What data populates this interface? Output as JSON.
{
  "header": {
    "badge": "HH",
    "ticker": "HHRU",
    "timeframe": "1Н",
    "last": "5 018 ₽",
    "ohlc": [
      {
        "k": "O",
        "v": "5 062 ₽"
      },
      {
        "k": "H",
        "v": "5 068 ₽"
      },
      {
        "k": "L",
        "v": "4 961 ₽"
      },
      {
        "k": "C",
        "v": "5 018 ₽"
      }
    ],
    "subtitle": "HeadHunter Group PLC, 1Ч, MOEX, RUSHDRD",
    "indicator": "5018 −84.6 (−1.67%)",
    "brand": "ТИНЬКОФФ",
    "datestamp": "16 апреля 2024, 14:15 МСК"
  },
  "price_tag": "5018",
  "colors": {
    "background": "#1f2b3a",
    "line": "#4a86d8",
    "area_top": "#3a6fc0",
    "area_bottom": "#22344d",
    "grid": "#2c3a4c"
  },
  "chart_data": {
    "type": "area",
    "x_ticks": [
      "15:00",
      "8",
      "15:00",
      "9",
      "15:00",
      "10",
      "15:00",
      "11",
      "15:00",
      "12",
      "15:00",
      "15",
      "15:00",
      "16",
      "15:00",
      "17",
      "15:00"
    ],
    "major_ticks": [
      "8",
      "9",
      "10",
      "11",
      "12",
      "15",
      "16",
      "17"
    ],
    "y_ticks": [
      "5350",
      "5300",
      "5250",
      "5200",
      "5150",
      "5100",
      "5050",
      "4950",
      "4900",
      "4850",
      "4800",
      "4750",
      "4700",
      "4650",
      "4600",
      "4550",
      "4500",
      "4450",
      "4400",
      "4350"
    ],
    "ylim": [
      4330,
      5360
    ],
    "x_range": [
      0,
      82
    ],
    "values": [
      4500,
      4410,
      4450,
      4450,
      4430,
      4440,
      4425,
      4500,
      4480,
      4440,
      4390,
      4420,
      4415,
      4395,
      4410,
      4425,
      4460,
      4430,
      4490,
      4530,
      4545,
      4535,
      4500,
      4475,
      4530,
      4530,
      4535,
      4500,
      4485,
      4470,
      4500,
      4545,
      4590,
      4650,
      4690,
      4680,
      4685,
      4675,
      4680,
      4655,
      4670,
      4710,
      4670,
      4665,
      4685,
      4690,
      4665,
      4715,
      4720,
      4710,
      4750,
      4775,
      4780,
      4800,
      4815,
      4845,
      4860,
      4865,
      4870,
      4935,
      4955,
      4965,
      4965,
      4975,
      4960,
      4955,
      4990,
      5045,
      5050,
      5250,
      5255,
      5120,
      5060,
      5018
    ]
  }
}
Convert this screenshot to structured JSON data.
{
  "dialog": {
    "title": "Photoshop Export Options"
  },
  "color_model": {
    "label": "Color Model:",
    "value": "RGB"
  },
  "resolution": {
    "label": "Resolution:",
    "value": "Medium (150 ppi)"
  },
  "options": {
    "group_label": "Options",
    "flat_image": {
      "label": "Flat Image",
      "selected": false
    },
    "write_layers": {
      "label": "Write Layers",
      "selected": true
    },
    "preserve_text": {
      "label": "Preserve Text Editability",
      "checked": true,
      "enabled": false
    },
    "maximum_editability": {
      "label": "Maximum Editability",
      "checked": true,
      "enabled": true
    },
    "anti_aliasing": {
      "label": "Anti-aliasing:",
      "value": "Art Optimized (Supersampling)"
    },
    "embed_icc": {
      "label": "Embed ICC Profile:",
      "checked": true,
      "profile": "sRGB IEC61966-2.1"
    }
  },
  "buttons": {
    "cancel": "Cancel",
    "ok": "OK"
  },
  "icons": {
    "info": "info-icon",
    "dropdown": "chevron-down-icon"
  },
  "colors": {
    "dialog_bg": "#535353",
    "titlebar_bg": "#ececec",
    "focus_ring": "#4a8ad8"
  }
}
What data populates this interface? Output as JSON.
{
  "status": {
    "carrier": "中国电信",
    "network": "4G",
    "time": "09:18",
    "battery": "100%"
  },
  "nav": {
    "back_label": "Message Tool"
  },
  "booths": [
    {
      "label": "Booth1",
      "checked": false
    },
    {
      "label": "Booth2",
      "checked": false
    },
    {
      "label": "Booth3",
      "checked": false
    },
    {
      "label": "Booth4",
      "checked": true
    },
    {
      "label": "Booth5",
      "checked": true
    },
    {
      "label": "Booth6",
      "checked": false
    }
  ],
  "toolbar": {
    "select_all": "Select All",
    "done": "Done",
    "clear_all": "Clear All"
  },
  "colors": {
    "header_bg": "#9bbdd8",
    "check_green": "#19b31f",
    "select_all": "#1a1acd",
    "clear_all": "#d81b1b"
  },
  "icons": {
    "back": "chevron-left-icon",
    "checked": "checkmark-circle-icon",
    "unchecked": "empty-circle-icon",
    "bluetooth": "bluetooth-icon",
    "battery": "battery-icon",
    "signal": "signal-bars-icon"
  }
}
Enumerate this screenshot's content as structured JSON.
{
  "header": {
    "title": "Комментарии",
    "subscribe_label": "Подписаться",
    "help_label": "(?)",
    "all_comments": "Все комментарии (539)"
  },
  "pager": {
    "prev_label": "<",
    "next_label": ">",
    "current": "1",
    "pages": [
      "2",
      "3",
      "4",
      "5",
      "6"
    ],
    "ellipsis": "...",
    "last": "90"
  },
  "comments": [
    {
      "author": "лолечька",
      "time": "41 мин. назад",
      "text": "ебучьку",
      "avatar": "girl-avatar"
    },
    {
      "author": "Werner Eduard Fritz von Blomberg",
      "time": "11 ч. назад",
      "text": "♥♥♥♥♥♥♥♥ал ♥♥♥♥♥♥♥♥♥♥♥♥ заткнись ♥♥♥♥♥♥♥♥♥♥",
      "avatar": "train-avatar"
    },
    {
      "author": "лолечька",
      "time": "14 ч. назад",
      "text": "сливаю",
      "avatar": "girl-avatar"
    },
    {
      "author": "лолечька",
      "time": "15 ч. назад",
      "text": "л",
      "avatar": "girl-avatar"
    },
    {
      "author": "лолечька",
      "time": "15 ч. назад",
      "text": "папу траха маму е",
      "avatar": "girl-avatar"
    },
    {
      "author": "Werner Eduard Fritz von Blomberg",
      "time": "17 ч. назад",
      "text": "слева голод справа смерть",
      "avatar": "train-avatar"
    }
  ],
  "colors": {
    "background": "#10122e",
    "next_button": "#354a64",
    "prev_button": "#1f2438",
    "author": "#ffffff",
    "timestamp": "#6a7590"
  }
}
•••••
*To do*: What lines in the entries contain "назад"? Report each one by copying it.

*Your solution*:
      "time": "41 мин. назад",
      "time": "11 ч. назад",
      "time": "14 ч. назад",
      "time": "15 ч. назад",
      "time": "15 ч. назад",
      "time": "17 ч. назад",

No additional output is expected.